By Cal Evans November 07, 2014
Backups are important, right? We all know that. Even so, every time we hit a problem with a website, a server, or a device, we think, I probably need to do regular backups.
If you are still wondering, then yes, you do need to make regular backups. This is vitally important to your web site and something you shouldn't assume your host is doing. If you are not doing regular backups: stop now, shut everything else down, read this article and then setup your backups. It is that important.
Forward thinking infrastructure partners like Pantheon provide an option to make backups from the control panel.

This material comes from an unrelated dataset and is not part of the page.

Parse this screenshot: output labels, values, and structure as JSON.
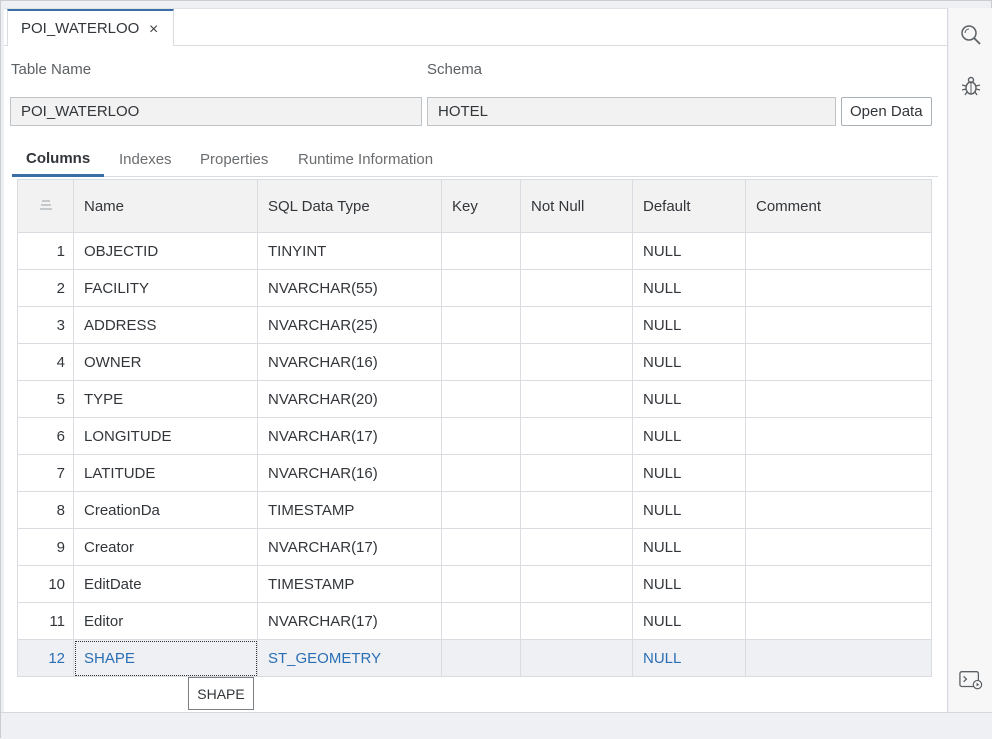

If your infrastrcuture partner does not provide this service, or you manage your own platform, this article is for you.
Note: If you are a Pantheon customer, skip this entire article. Instead, just spend two minutes checking your dashboard to make sure you are backing up your website, and another five minutes restoring one to development. It worked? Of course it did. Now you're done. Go play some Minecraft. Everybody else, let's get busy.

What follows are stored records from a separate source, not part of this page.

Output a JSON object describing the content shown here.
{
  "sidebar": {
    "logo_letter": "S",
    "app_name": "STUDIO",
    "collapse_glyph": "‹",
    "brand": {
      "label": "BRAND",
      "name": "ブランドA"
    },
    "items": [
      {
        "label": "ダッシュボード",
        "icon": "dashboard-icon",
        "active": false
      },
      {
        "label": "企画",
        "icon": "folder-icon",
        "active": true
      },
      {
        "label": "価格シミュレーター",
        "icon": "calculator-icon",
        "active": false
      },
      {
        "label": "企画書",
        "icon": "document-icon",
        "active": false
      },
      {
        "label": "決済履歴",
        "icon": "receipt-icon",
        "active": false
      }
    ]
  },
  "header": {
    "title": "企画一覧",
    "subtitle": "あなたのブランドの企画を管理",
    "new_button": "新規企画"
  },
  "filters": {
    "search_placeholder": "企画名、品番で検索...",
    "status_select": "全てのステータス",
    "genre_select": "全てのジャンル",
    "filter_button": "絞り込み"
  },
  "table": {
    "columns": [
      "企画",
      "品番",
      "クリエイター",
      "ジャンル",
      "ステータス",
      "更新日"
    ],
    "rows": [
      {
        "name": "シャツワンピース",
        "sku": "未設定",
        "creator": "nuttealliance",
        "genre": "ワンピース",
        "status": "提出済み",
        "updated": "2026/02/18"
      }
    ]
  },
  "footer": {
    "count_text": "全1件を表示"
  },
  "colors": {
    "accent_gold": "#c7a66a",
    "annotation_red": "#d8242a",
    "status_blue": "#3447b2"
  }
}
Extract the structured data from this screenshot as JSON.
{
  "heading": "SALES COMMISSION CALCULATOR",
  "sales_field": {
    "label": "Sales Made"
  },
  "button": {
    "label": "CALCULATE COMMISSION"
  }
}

It sounds so easy, right? Just make a backup. So few sites actually do this, or worse yet, do it correctly. It is so easy that it is really low hanging fruit. As of this writing, there are 600+ plugins with the word backup in it. One of those will surely do the job for you.
What to Backup

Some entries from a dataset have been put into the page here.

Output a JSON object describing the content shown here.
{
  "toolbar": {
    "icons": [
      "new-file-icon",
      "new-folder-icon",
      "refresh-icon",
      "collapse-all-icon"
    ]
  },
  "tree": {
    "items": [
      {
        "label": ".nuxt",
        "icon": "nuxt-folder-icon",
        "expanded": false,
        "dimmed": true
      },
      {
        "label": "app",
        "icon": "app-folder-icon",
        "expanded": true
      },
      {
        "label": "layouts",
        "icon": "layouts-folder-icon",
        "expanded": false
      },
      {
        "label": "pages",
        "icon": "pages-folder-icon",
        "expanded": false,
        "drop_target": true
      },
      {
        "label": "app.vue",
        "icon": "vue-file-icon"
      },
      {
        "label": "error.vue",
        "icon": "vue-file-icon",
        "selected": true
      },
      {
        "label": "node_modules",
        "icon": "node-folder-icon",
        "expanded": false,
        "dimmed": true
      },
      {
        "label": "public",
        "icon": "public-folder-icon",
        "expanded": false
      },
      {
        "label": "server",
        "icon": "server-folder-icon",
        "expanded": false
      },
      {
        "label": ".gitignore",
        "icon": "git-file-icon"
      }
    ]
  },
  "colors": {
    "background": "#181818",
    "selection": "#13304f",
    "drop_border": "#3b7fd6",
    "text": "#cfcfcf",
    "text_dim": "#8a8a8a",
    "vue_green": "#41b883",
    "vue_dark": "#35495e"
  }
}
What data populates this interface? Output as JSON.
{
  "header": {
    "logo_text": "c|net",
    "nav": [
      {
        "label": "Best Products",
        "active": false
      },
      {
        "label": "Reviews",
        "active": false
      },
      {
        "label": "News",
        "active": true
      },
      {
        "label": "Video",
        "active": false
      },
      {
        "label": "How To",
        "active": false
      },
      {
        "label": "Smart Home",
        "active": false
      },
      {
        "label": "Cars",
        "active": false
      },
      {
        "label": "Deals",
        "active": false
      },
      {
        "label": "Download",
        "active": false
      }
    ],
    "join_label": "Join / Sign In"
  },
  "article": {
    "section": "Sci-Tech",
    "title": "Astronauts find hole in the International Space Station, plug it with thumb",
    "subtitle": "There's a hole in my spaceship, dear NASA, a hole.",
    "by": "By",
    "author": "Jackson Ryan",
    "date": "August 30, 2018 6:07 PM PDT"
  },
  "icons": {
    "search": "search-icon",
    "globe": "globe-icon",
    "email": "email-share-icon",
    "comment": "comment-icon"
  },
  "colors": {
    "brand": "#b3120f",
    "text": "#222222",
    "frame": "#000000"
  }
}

You do not need to backup everything. Most of the time, when developers create a backup system, we filter out a lot of files that are either fluff—ones that can easily be recreated—or can be downloaded elsewhere. The important files you need to download on a regular basis are all contained in your wp-content directory. The one major exception to this is your wp-config.php file. Your wp-config file is located in the root directory of your blog. It is vital to your blog and needs to be backed up.
Within your wp-content, there are still things you don’t need. If you see a directory named “cache”, “w3tc”, or anything that looks like a cache directory, it is safe to exclude these from your backup.
You can, however, back all of your files up (WordPress core, plugins, themes, caches, etc.). A backup containing all of your files will be considerably larger than a selective backup. However, a full backup is much easier to restore, should you need to.
What Not to Backup
Any file ending in:
This isn’t an exhaustive list but it’s a good start. These are either archive files or temp files. Neither are part of most WordPress sites. You may find that you have many “tar balls” sprinkled throughout your directory structure. My advice is to consult with a developer before deleting these files. If you don’t have a developer, or just can’t wait, then copy them somewhere safe and then delete them one at a time. After deleting each file, wait. Use your site for a few days. See if anything has changed. If nothing has broken, move on to the next file.
For most blogs, your database is going to change more than anything else on your site. Keeping it backed up will go a long way to keeping your site safe. If all you do is back up your database, should something happen you can still quickly get back up and limping along. It’s not optimal but it's better than nothing.
One quick and easy way to keep your database backed up is to use a tool like wp-db-backup. This plugin requires no technical knowledge whatsoever to install and configure. Once you have it installed and activated, give it your email address. Then, on the schedule you have set, it will email you a dump of your site’s database. You now have off-site backups of the most precious thing about your site, the database.
Here is a quick tip. Do you use gmail? Have wp-db-backup email the backups to your gmail account. Next, set a rule in gmail to automatically delete them as they're delivered. Gmail will not empty the trash for 30 days. If you do this every night, you will have a rolling 30-day backup of your database without having to lift a finger.
Do not just backup your site to the server you are running your site on. If the hard drive crashes—and they do—you lose the whole thing. Instead of a website, or a backup you can restore from, you have a smoking crater where your site used to be. Off-site is the only acceptable option.
There are plugins that will back your site and database up for you. If you subscribe to the service, they will also move the backups off to their server for safe keeping. You may want to research some of these services. You can however, with a little creativity and an hour or so of a developer’s time, create a solution that works for you.
That is exactly what I have done. It took me less than an hour to write a script that runs every night on my server. This script backs up only the files I absolutely need. I can download WordPress Core anytime I want. However, a dump of my database, my wp-config file, and my wp-content directory are all irreplaceable.
These nightly backups are automatically downloaded to my personal server for safe keeping. They are rotated out after thirty days. They are small enough so that I have room for ten times that number, but thirty days seems like a good compromise.
Test Your Backups!
Once a quarter, every six months, however often you think is necessary, run through your emergency restore drill.
DO NOT DO THIS ON YOUR PRODUCTION SERVER.
Use your development server. If you don’t have one, rent an Amazon EC2 Micro instance for a day. Whatever you need to do, test your procedure.
If you do not have a procedure for restoring your backup, get one. If you are using a backup plugin, chances are good that they have a restore option. Test it. Write down exactly what you have to do to restore your site from a backup. Test this procedure on a regular basis.
If you have hired a developer to roll your own backup solution, make sure that they provide you with explicit instructions. Hand them to a different developer and ask them to follow them to restore your site on a backup server. If they can’t follow them, get the instructions clarified until the second developer can follow them.
Remember this always:
“You do not have a valid website backup strategy until you have a tested recovery plan.”